Wood clamps are vital in every workshop and have many different uses. Some will hold glued wood together so it dries nice and tightly while other clamps are designed to hold wood on place so it can be worked on without moving. It’s simply not possible to build all the different types of clamps yourself. Some are quite complex and require specialized tools. However, it’s perfectly feasible to make a single clamp that will work for most simple jobs ithin your workshop and it will save you quite a bit of money. When you’ve glued pieces of wood together, you’ll be able to insert them into the clamp and tighten it like a press. The clamp will hold the wood securely until the glue dies.
Step 1 - Making Your Clamp
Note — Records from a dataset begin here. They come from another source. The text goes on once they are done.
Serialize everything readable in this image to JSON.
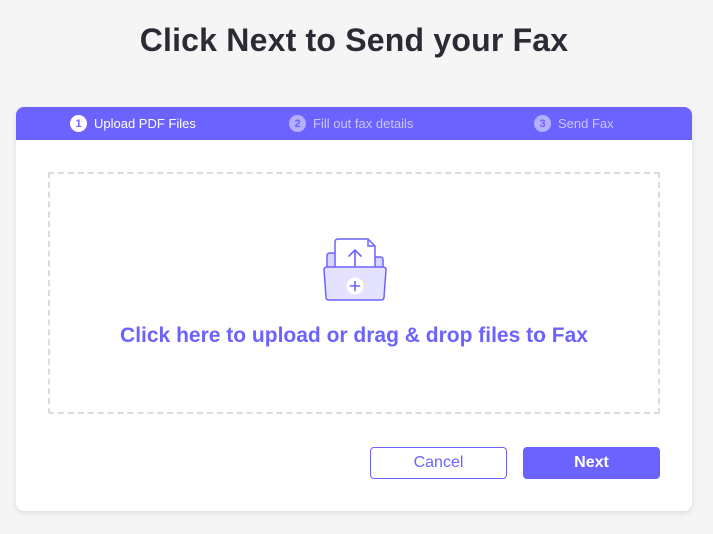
{
  "page": {
    "title": "Click Next to Send your Fax"
  },
  "steps": [
    {
      "number": "1",
      "label": "Upload PDF Files",
      "state": "active"
    },
    {
      "number": "2",
      "label": "Fill out fax details",
      "state": "inactive"
    },
    {
      "number": "3",
      "label": "Send Fax",
      "state": "inactive"
    }
  ],
  "dropzone": {
    "text": "Click here to upload or drag & drop files to Fax",
    "icon": "folder-upload-icon"
  },
  "buttons": {
    "cancel_label": "Cancel",
    "next_label": "Next"
  },
  "colors": {
    "accent": "#6c63ff",
    "title": "#2b2b36",
    "background": "#f5f5f5"
  }
}
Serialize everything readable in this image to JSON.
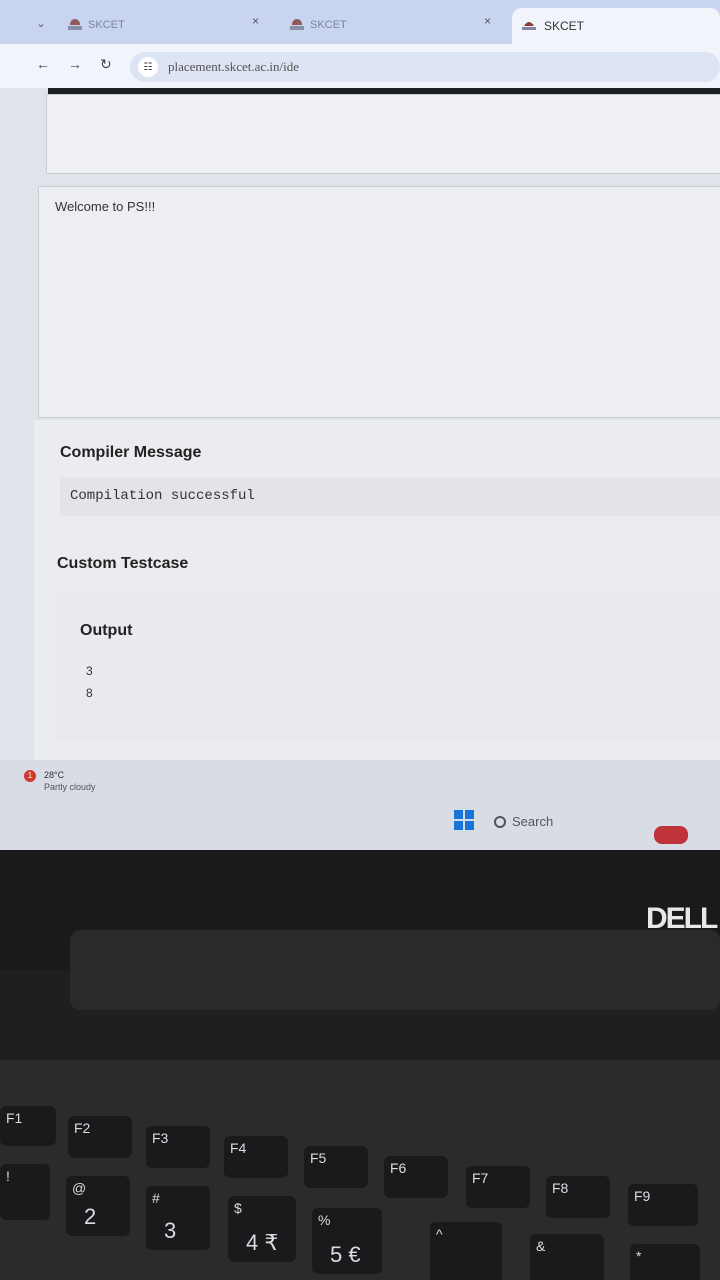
{
  "browser": {
    "tabs": [
      {
        "label": "SKCET"
      },
      {
        "label": "SKCET"
      },
      {
        "label": "SKCET"
      }
    ],
    "tab_close": "×",
    "url": "placement.skcet.ac.in/ide"
  },
  "page": {
    "welcome": "Welcome to PS!!!",
    "compiler_title": "Compiler Message",
    "compiler_message": "Compilation successful",
    "custom_testcase": "Custom Testcase",
    "output_title": "Output",
    "output_lines": [
      "3",
      "8"
    ]
  },
  "taskbar": {
    "weather_badge": "1",
    "temperature": "28°C",
    "condition": "Partly cloudy",
    "search_label": "Search"
  },
  "laptop": {
    "brand": "DELL",
    "fkeys": [
      "F1",
      "F2",
      "F3",
      "F4",
      "F5",
      "F6",
      "F7",
      "F8",
      "F9"
    ],
    "num_keys": [
      {
        "top": "!",
        "main": ""
      },
      {
        "top": "@",
        "main": "2"
      },
      {
        "top": "#",
        "main": "3"
      },
      {
        "top": "$",
        "main": "4 ₹"
      },
      {
        "top": "%",
        "main": "5 €"
      },
      {
        "top": "^",
        "main": ""
      },
      {
        "top": "&",
        "main": ""
      },
      {
        "top": "*",
        "main": ""
      }
    ]
  }
}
The first step is to actually create your clamp. To do this, use a tape measure and pencil to mark spots 1 ½ inches in from each corner on both the MDF boards. Drill a 3/8-inch wide hole through each of these four marks on both boards so that when the boards are placed on top of each other, these holes line up directly with each other. This is vital for the clamp to work effectively.
Now select one of the boards as the bottom board of your clamp and insert threaded 3/8-inch T-nuts into each of the holes, making sure they fit snugly.
Screw one of the threaded rods into one of the T-nuts on the bottom board of the clamp until it’s tight. Repeat in the other 3 holes. You’ll now have a rod standing up at each corner and your clamp will be ready to use.
Step 2 - Using the Clamp
Take the item you’ve just glued and wish to clamp. Make sure the glue is evenly spread over the surfaces you want to bond together. Place the item on the bottom board, centering it as much as possible. This will help the clamp to exert even pressure on the object.
Now, take the top board of your clamp and push the threaded rods through the holes in the corners. Lower the top board onto the glued object so it rests on top of it. Put a washer over each threaded rod where it appears above the top board so the washers sit flush on top of the top board. Screw down one nut on each of the threaded rods until they’re all hand tight and pressing down on the washer.
To tighten further use the crescent wrench, tightening each nut in turn as far as possible. This will clamp down the wood. Leave clamped for several hours to give the glue chance to dry. To remove the glued object, loosen and remove each of the nuts before taking off the washers and lifting off the top board.